The Performance Mentor
Acting Resource Guide
Title: Acting Resource Guide
This is a brief acting resource guide to help performers know more about their selective fields of work, if you’re a dancer, entertainer, musician or athlete you may want to check out these resource guide.
Additional Dialogue Recording: ADR (also known as Dubbing): ADR stands for Automated Dialogue Replacement. If, for some reason, the dialogue or sound within a recorded scene is not of an acceptable standard, the actor involved in the scene may be asked to return in post-production to rerecord their lines for that particular scene. This rerecorded dialogue is then dubbed over the original, improving the quality. This method may also be used when the language of the film needs to be changed and the use of subtitles is not desired. The process is also used when adding voices to animated films or computer game characters.

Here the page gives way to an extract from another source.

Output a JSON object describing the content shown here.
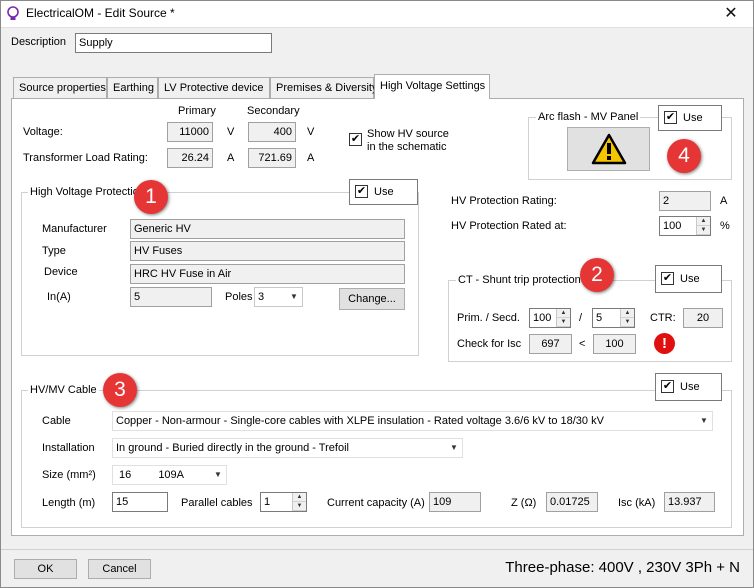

Background Artist / Extra’s: They are nonspeaking performers on stage, movie or TV shows. They could be directed to sit, stand or walk in the background while the main actors/actresses does their part. They may also do special acts like dancing, swimming, skating, riding, or handling objects or animals as required.
Comedy: A performance that makes an audience laugh, including comedy theatre and stand up. Comedy theatre is performed by a full cast; stand up by an individual reciting pre-prepared material. Comedians need to be proficient writers with good observational skills, have a friendly manner, and good sense of timing.
Drama: The art of performing for stage using physical action and voice control. Actors/actresses are expected to control their body and voice effectively to convey a character’s personality and emotions; becoming a professional actor takes years, or even decades, of dedicated training to master the technicalities of the discipline, including voice projection, mime, and stage combat.
Feature Film: A full length film that runs between 40 to 210 minutes long. Different institutes like American Film Institute and British Film Institute prefer 40 minutes or longer while other organisations prefer 80 minutes or more.
Improvisation/Ad Lib: A performance without any prior preparation. An improviser must be fully trained in their discipline, be confident and able to think on their feet, and keep calm at all times.
Leading Actor/ Actress: A leading actor / actress is the person that plays the lead role of the film or play. They play the vital part of the film supported by the supporting actors / actresses.
Musical Theatre: A combination of drama, dance, and singing associated with colourful and often upbeat productions. Performers must be proficient in technicalities of drama, dance, and singing, so must be dedicated and patient while undergoing the demanding training.
Role Play: To act out a particular role for theatre/television/movie.
Screen Acting: Acting for television/cinema, unlike theatre screen acting emphasises realism. Screen actors must be able to convey personality and emotion without overacting, as well as speak with good diction, be competent improvisers, and maintain a good screen presence.
Stage Combat: A dramatic technique used to give the audience the illusion of violence without harming the other actors/actresses. Stage combat is a technical skill that requires dedicated practice to achieve confident, smooth, and fluid movements to deceive the audience.
Stunt Artist: Refers to people whose job is to perform dangerous stunts. It requires special skills and years of practice to perfect their work.
Short Film: Any film not longer than a feature film. The Academy Of Motion Picture Arts and Sciences defines it as “an original motion picture which consists of a running time of 40 minutes or less, including all credits.
Supporting Actor/ Actress: Also be known as a ‘sidekick’ or ‘the antagonist’. Performs roles in a play or film that supports the leading roles. These roles are secondary leads and may not necessarily character roles. Supporting roles may be crucial or vital to the story.
Table Reading: This is an event where actors are gathered together (not necessarily around a table) to read the scripts, stage directions and narration in order to give the producers an overview of what the final production will sound like.
TV Presenting: The art of introducing and hosting a television programme. All presenters need to maintain a friendly and relaxed manner, be confident improvisers, and have fun. Presenters are required in many areas of the entertainment industry so potential presenters will need to master the specific skills required; for example, clear and simple communication for children’s television.
Voiceovers: A technique used to narrate stories, add comments to a particular scene or give personalities and voices to animated characters and animals.
Walk On Artist: An actor / actress that plays a minor role in which they have a few speaking lines or sometimes no lines at all.